You have probably heard that the body forms vitamin D when the sun shines on our skin. But did you know that it only works in the summer? In order for the body to be able to form vitamin D from the sun’s rays, the sun must be at least 45 degrees above the horizon. Which, if you find yourself living above the 37th parallel (37 degrees latitude), it tends not to for about half of the year during the winter months of November to March. This “Vitamin D winter” gets even longer the further north you live. Take Sweden for example, where vitamin D winter can start already in September and go through April.
However during the summer months or “Vitamin D season” it’s enough to be out in the sun for about 20 minutes in the mid-day to fully charge your vitamin D deposits. Of course this varies based on skin tone, cloud cover etc., but generally speaking it doesn’t take much. And also worth noting, there’s no point in overdoing it, being out longer doesn’t translate into generating more vitamin D – which means that there is no reason to be in the sun for so long that you burn yourself and cause skin damage.
April 9, 2019
February 27, 2019
This week we’ve been talking about Chile and the fight against obesity. Chile has started to label useless foods with big black labels. In an attempt to curb obesity rates, Chile introduced a new labeling system three years ago in hopes of putting the brakes on rampant healthcare costs. Chile is the second fattest population in South America, 74% of Chileans are overweight or obese and as for the children in their population – 50% of children under 10 are overweight.
All foods that contain more than a certain amount of sugar, salt, saturated fat and calories are simply labeled with black deterrent warning labels which inform the consumer that the product they are considering buying is too salty, sweet, greasy, or contains too many calories.
Guido Girardi, a Chilean senator, made the following statement, “We have created an alliance with the science world. We wanted the researchers and doctors on our side to be able to persuade Parliament to support our project despite enormous pressure from the international food giants who are a veritable mafia”.

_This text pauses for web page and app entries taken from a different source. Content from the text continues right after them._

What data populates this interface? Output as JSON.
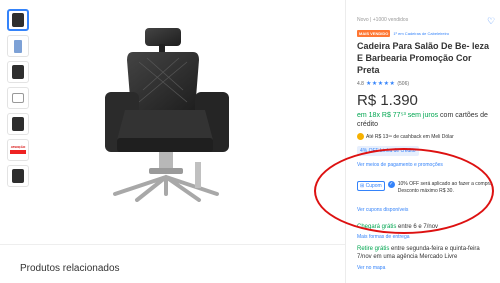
{
  "gallery": {
    "thumbnails": [
      {
        "icon": "chair-thumb-icon"
      },
      {
        "icon": "chair-side-thumb-icon"
      },
      {
        "icon": "chair-detail-thumb-icon"
      },
      {
        "icon": "chair-sketch-thumb-icon"
      },
      {
        "icon": "chair-back-thumb-icon"
      },
      {
        "label_1": "ATENÇÃO",
        "label_2": "",
        "label_3": ""
      },
      {
        "icon": "chair-base-thumb-icon"
      }
    ]
  },
  "related": {
    "title": "Produtos relacionados"
  },
  "product": {
    "condition": "Novo  |  +1000 vendidos",
    "badge": "MAIS VENDIDO",
    "rank": "1º em Cadeiras de Cabeleireiro",
    "title": "Cadeira Para Salão De Be- leza E Barbearia Promoção Cor Preta",
    "rating_value": "4.8",
    "stars": "★★★★★",
    "rating_count": "(506)",
    "price": "R$ 1.390",
    "installments_green": "em 18x R$ 77⁵³ sem juros",
    "installments_rest": " com cartões de crédito",
    "cashback": "Até R$ 13¹⁹ de cashback em Meli Dólar",
    "credit_offer": "4% OFF Linha de crédito",
    "payment_link": "Ver meios de pagamento e promoções",
    "coupon_tag": "Cupom",
    "coupon_text": "10% OFF será aplicado ao fazer a compra. Desconto máximo R$ 30.",
    "coupon_link": "Ver cupons disponíveis",
    "shipping_green": "Chegará grátis",
    "shipping_rest": " entre 6 e 7/nov",
    "shipping_link": "Mais formas de entrega",
    "pickup_green": "Retire grátis",
    "pickup_rest": " entre segunda-feira e quinta-feira 7/nov em uma agência Mercado Livre",
    "map_link": "Ver no mapa"
  },
  "colors": {
    "accent": "#3483fa",
    "green": "#00a650",
    "badge": "#ff7733",
    "annotation": "#dd1111"
  }
}
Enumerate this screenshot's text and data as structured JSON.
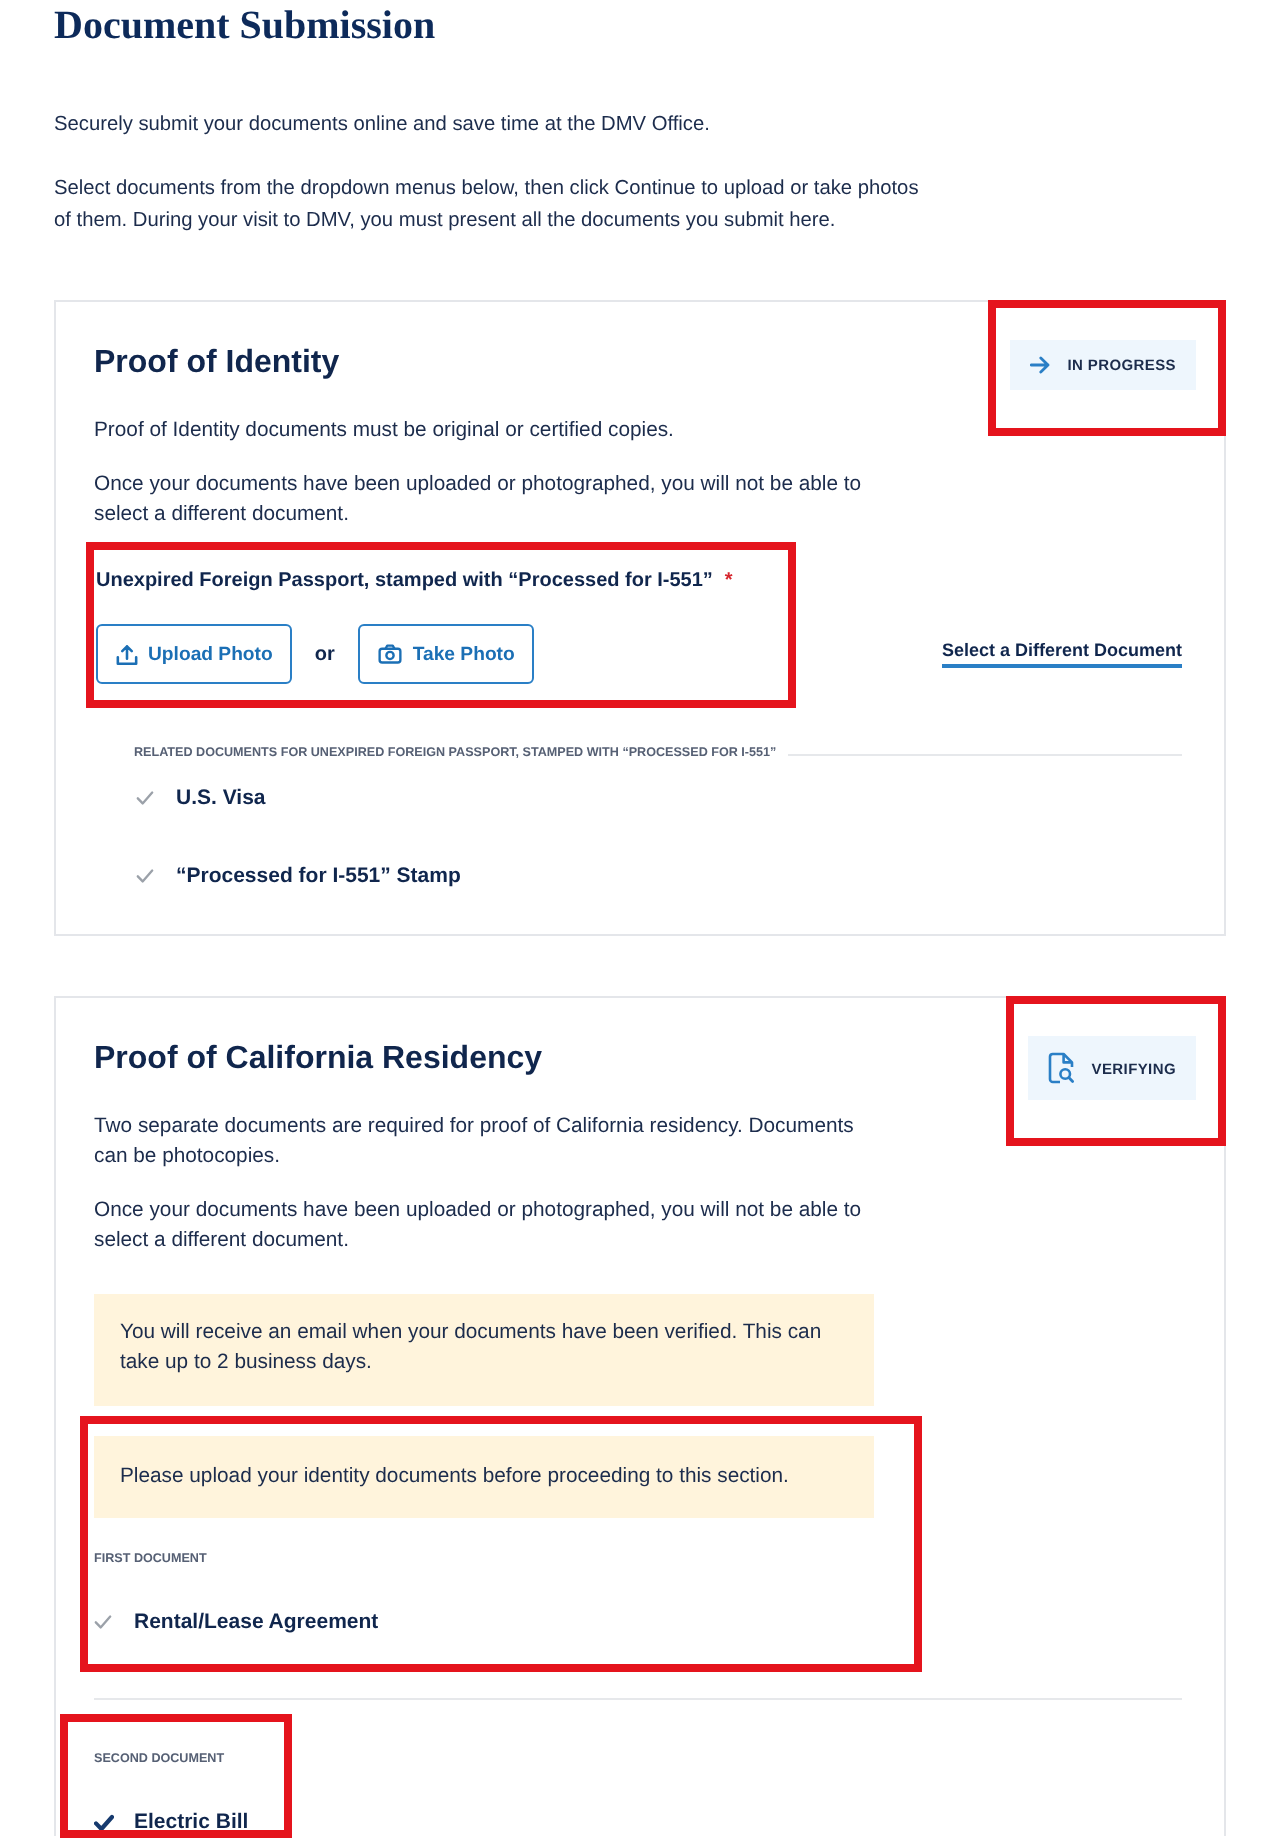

When the black warning labels entered the food shelves in 2016, healthcare costs for obesity-related diseases were over $800 million (equivalent to 2.5 percent of the Chilean healthcare budget).
You may be wondering why we at Food Pharmacy our informing you about Chile’s labeling habits. Well, since the warning labels came into effect, an evaluation last year showed that 68% of the Chileans have changed their purchasing habits. So this got us wondering… perhaps it’s not enough, in the many countries with ever rising obesity rates(US, Sweden, UK, Australia), to create labeling systems which only promote good food. Perhaps labels that deter the public from making harmful choices could further assist in steering them in the right direction?
February 27, 2019